* What needs to be done
Report all lines of the records that contain "StackPath".

* Stored records
↓

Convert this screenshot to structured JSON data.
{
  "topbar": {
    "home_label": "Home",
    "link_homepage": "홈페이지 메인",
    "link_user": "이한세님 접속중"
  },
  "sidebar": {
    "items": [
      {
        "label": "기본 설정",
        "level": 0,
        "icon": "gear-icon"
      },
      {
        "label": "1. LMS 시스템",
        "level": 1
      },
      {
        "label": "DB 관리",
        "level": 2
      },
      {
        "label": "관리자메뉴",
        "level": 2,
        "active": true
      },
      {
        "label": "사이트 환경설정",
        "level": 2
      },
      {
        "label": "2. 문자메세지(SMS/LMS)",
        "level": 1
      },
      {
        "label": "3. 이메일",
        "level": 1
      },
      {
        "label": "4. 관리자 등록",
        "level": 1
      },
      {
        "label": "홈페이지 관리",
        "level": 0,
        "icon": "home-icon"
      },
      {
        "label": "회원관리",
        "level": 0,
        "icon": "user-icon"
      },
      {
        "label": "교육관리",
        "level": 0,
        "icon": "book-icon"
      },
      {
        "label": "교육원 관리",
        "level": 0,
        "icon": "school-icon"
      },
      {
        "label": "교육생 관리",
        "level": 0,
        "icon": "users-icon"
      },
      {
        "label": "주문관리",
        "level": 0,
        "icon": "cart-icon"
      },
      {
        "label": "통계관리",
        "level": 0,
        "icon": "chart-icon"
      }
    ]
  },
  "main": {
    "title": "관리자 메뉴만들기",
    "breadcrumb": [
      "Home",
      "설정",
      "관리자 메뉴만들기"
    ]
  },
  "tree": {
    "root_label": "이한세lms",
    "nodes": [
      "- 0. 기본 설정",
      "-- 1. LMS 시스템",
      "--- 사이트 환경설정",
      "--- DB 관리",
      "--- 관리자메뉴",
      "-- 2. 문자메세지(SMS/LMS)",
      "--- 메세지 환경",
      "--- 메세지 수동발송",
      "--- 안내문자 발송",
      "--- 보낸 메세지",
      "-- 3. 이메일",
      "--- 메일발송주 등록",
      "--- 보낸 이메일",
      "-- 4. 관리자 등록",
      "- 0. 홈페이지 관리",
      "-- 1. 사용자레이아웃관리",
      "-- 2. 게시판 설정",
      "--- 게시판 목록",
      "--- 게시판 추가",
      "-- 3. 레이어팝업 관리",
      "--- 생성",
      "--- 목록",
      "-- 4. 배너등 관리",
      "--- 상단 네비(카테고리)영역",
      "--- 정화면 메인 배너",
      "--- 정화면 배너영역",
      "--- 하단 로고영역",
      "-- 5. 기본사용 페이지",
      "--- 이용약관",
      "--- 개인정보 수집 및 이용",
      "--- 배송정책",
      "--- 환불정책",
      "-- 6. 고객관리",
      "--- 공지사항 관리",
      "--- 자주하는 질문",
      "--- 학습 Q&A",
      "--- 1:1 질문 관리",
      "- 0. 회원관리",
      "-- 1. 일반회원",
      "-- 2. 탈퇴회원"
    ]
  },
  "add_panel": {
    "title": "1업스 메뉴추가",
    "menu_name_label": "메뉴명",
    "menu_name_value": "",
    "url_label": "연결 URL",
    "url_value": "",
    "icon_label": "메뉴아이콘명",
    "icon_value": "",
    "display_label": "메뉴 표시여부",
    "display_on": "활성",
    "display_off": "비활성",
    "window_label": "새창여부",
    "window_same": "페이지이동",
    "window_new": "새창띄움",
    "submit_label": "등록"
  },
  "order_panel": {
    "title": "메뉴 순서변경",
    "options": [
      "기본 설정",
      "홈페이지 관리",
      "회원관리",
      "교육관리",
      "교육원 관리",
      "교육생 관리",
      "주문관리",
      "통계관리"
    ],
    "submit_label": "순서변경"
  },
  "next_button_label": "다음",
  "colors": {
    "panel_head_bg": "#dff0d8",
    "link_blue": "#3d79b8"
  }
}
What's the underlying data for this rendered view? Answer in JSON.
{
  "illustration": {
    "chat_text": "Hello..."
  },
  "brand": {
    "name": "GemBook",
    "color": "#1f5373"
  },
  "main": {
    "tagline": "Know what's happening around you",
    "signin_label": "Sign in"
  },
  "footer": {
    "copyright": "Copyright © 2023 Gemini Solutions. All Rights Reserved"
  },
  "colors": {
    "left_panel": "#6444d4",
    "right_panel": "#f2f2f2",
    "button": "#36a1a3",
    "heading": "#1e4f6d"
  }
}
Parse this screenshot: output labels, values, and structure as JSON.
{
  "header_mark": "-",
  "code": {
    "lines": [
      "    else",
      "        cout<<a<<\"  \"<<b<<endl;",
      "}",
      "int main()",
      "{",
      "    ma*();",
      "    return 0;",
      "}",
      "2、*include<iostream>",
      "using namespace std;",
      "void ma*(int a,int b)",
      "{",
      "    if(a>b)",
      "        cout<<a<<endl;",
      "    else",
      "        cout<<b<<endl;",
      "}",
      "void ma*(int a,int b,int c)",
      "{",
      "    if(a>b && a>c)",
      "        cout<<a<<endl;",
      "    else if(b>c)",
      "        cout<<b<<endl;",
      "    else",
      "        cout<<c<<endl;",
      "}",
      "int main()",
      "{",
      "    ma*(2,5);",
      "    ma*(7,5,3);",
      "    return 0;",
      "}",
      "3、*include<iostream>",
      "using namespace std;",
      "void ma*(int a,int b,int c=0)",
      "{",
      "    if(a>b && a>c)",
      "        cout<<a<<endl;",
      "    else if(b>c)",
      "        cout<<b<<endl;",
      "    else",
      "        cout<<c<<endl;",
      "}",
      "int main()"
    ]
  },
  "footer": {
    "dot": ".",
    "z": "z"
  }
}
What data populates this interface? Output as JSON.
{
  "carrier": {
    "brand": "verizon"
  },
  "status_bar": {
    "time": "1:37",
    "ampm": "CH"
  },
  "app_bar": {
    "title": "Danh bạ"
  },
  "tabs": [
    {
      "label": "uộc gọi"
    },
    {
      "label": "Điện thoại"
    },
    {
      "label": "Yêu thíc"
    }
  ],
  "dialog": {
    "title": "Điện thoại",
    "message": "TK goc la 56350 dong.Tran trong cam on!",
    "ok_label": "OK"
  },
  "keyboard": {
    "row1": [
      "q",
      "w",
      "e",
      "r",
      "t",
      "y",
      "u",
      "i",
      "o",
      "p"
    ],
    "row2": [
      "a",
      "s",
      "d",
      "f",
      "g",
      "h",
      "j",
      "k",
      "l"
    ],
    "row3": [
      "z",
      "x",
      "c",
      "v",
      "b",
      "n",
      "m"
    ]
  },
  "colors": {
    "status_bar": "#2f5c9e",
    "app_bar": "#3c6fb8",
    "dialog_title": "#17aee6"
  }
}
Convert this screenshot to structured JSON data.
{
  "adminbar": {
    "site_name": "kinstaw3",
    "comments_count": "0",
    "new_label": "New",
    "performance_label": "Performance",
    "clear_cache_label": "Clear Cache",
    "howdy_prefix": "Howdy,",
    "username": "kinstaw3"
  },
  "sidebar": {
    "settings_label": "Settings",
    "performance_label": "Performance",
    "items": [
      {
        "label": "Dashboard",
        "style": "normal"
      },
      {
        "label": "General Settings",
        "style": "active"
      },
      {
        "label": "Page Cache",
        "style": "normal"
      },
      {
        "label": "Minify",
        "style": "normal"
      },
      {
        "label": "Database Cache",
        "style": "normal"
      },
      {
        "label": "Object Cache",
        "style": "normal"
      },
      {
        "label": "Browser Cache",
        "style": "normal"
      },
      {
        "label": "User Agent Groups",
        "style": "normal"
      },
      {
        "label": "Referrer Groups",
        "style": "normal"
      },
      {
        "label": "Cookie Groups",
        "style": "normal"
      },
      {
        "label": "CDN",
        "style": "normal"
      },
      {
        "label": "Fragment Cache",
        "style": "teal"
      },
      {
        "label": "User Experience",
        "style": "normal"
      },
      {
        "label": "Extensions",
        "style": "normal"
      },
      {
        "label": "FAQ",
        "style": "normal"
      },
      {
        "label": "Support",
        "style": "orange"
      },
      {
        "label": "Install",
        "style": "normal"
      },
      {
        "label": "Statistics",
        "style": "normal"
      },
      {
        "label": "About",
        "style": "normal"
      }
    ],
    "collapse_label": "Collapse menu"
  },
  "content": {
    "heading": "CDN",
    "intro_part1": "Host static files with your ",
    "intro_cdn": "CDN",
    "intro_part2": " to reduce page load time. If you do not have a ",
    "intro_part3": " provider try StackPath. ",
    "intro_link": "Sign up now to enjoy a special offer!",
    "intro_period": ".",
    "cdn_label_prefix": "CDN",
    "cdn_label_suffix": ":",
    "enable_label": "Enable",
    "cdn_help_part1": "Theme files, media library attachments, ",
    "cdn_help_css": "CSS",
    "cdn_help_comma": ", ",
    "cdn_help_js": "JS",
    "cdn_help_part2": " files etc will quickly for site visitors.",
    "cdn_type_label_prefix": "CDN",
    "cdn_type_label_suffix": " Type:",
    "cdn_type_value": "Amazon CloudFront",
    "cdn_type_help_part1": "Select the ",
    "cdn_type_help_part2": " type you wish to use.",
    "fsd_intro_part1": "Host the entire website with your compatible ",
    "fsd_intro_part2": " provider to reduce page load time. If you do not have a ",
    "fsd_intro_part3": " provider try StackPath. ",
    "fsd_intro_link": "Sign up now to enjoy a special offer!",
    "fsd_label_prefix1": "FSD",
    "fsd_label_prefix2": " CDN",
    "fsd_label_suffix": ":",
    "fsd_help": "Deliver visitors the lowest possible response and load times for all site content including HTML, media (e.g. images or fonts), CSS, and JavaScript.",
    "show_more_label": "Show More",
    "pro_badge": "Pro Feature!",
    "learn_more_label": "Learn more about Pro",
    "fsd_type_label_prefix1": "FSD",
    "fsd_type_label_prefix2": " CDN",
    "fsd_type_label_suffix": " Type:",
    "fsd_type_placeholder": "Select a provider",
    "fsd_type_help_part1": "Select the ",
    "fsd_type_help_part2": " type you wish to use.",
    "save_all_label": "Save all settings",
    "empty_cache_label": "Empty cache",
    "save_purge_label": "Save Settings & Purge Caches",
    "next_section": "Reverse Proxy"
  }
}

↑

* Output of the exercise
    "intro_part3": " provider try StackPath. ",
    "fsd_intro_part3": " provider try StackPath. ",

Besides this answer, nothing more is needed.